DATA EXTRACTS START

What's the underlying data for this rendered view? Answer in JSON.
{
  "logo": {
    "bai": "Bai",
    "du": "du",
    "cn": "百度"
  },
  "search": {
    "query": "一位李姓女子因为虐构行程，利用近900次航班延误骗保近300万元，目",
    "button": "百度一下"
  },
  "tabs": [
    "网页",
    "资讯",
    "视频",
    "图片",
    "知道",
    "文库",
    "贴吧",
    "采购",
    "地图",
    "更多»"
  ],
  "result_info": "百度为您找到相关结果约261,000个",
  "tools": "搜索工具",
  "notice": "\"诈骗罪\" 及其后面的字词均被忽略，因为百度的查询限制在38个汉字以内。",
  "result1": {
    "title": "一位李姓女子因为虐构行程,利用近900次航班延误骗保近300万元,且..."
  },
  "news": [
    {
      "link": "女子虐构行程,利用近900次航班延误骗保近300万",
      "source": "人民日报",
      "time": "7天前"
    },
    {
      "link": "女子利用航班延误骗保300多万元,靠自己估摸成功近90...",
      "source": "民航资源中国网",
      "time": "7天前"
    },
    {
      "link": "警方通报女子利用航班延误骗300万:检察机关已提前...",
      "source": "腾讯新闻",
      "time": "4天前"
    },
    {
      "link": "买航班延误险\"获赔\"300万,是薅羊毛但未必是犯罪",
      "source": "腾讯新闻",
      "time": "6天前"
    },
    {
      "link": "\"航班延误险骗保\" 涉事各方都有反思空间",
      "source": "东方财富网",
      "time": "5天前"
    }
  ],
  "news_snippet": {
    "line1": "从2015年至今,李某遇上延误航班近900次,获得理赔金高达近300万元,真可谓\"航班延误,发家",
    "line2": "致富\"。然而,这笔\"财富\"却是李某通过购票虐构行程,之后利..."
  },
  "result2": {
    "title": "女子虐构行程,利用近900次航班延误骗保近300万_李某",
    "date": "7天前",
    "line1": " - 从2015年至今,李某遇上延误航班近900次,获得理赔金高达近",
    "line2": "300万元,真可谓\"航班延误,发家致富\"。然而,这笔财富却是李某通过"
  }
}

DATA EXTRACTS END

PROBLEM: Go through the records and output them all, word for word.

WRITTEN ANSWER:
What's the underlying data for this rendered view? Answer in JSON.
{
  "logo": {
    "bai": "Bai",
    "du": "du",
    "cn": "百度"
  },
  "search": {
    "query": "一位李姓女子因为虐构行程，利用近900次航班延误骗保近300万元，目",
    "button": "百度一下"
  },
  "tabs": [
    "网页",
    "资讯",
    "视频",
    "图片",
    "知道",
    "文库",
    "贴吧",
    "采购",
    "地图",
    "更多»"
  ],
  "result_info": "百度为您找到相关结果约261,000个",
  "tools": "搜索工具",
  "notice": "\"诈骗罪\" 及其后面的字词均被忽略，因为百度的查询限制在38个汉字以内。",
  "result1": {
    "title": "一位李姓女子因为虐构行程,利用近900次航班延误骗保近300万元,且..."
  },
  "news": [
    {
      "link": "女子虐构行程,利用近900次航班延误骗保近300万",
      "source": "人民日报",
      "time": "7天前"
    },
    {
      "link": "女子利用航班延误骗保300多万元,靠自己估摸成功近90...",
      "source": "民航资源中国网",
      "time": "7天前"
    },
    {
      "link": "警方通报女子利用航班延误骗300万:检察机关已提前...",
      "source": "腾讯新闻",
      "time": "4天前"
    },
    {
      "link": "买航班延误险\"获赔\"300万,是薅羊毛但未必是犯罪",
      "source": "腾讯新闻",
      "time": "6天前"
    },
    {
      "link": "\"航班延误险骗保\" 涉事各方都有反思空间",
      "source": "东方财富网",
      "time": "5天前"
    }
  ],
  "news_snippet": {
    "line1": "从2015年至今,李某遇上延误航班近900次,获得理赔金高达近300万元,真可谓\"航班延误,发家",
    "line2": "致富\"。然而,这笔\"财富\"却是李某通过购票虐构行程,之后利..."
  },
  "result2": {
    "title": "女子虐构行程,利用近900次航班延误骗保近300万_李某",
    "date": "7天前",
    "line1": " - 从2015年至今,李某遇上延误航班近900次,获得理赔金高达近",
    "line2": "300万元,真可谓\"航班延误,发家致富\"。然而,这笔财富却是李某通过"
  }
}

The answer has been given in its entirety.